The most important path that Pope Francis offers us for the future is to change the perspective from which we look at the world: “Sisters and brothers, I am convinced that ‘the world can be seen more clearly from the peripheries.’ We must listen to the peripheries, open the doors to them and allow them to participate. The suffering of the world is better understood alongside those who suffer. In my experience, when people, men and women, have suffered injustice, inequality, abuse of power, deprivations, and xenophobia in their own flesh– in my experience, I can see that they understand much better what others are experiencing and are able to help them realistically to open up paths of hope. How important it is that your voice be heard, represented in all the places where decisions are made. Offer your voice in a collaborative spirit; speak with moral certainty of what must be done. Strive to make your voice heard; but please, in those places, do not allow yourself to be constrained or corrupted. ” [6]

So how do we change course? 

The priority is clear for those involved with the topics of work and workers: to restart by focusing on the ‘discarded workers.’ This category is broad and heterogeneous: workers with low professional qualifications or with obsolete skills (think of older workers and jobs transformed by digitization and automation processes), intermittent, seasonal, and on-call workers, workers employed in informal and unregulated sectors, workers from migratory backgrounds, workers employed in strenuous and dangerous activities, workers who suffer unfair and degrading employment conditions.

Clearly a society cannot “progress by discarding”. A good cannot be good for me if it is not good for the other person as well.

And then:

“We have to find ways for those who have been cast aside to act, so that they become the agents of a new future. We have to involve people in a common project that doesn’t just benefit the small number who govern and make decisions. We have to change the way society itself operates in the wake of Covid. When I speak of change, I don’t just mean that we have to take better care of this or that group of people. I mean that those people who are now on the edges become the protagonists of social change. That’s what’s in my heart.” (Pope Francis, Let us Dream).

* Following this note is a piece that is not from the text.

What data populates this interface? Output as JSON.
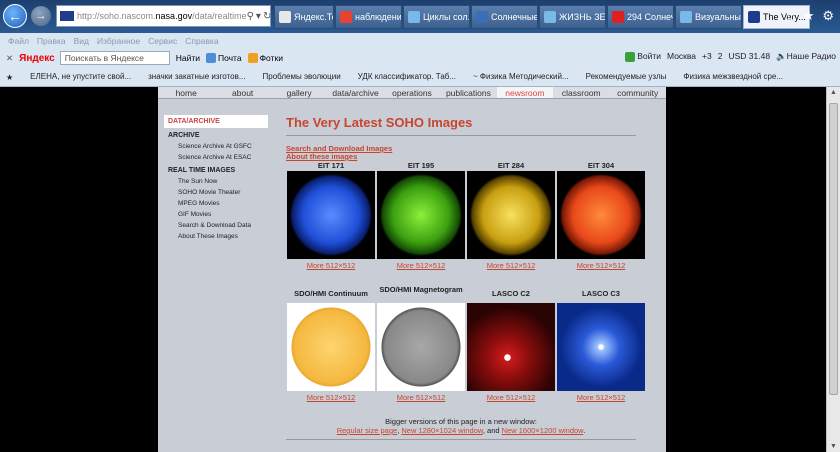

I want to conclude with the words on work that Pope Francesco gave to young economists in Assisi in September 2022: “You are mostly students, scholars and entrepreneurs, but do not forget about work, do not forget about workers. The work of our hands. Work is already the challenge of our time, and it will be all the more the challenge of tomorrow. Without dignified work and just remuneration, young people will not truly become adults and inequality will increase. It is possible, at times, for a person to survive without work but he or she does not live well. So while you create goods and services, do not forget to create work, good work and work for everyone”.[7]

Sr Alessandra Smerilli, Secretary for the Dicastery for Promoting Integral Human Development


[2] Ibid.


[4] And also feeds corruption, see

[5] Ibid.